▶ [Directions]: Filter the records below and copy every line containing the word "icon".

====== Supplied data

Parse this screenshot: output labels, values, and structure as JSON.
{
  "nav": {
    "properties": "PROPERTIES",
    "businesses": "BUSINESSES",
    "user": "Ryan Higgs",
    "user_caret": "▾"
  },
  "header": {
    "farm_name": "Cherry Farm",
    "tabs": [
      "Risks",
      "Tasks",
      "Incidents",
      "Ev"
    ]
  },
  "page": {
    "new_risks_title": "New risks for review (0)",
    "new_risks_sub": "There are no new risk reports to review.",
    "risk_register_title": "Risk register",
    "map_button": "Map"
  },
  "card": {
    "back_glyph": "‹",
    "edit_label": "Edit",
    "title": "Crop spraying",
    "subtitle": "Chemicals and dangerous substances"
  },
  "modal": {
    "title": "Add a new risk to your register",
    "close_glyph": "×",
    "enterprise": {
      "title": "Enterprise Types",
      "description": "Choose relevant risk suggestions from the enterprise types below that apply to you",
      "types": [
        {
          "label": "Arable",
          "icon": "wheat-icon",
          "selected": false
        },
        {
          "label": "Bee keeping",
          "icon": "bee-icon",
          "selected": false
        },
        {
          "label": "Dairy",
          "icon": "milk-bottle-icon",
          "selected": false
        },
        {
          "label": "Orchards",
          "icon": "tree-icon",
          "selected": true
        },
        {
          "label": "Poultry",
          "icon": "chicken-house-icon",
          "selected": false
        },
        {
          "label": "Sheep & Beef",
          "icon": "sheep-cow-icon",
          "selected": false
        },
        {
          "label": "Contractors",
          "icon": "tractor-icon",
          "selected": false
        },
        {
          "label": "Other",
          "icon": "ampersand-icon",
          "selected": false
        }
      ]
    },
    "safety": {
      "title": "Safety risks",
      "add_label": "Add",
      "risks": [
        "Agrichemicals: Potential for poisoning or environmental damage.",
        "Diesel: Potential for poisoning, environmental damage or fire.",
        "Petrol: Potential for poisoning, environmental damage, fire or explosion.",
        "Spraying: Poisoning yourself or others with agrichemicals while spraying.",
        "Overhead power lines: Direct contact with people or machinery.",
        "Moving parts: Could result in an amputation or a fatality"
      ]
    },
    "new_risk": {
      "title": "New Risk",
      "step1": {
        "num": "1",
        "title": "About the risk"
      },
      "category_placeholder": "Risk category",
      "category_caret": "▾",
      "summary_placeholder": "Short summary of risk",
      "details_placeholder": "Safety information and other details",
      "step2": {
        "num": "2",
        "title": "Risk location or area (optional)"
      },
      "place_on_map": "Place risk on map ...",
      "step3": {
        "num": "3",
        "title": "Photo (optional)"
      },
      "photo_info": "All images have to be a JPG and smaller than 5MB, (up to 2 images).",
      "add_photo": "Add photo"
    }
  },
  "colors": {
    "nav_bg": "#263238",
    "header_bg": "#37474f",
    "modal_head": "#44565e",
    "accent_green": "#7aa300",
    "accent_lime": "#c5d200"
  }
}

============

▶ [Written response]:
          "icon": "wheat-icon",
          "icon": "bee-icon",
          "icon": "milk-bottle-icon",
          "icon": "tree-icon",
          "icon": "chicken-house-icon",
          "icon": "sheep-cow-icon",
          "icon": "tractor-icon",
          "icon": "ampersand-icon",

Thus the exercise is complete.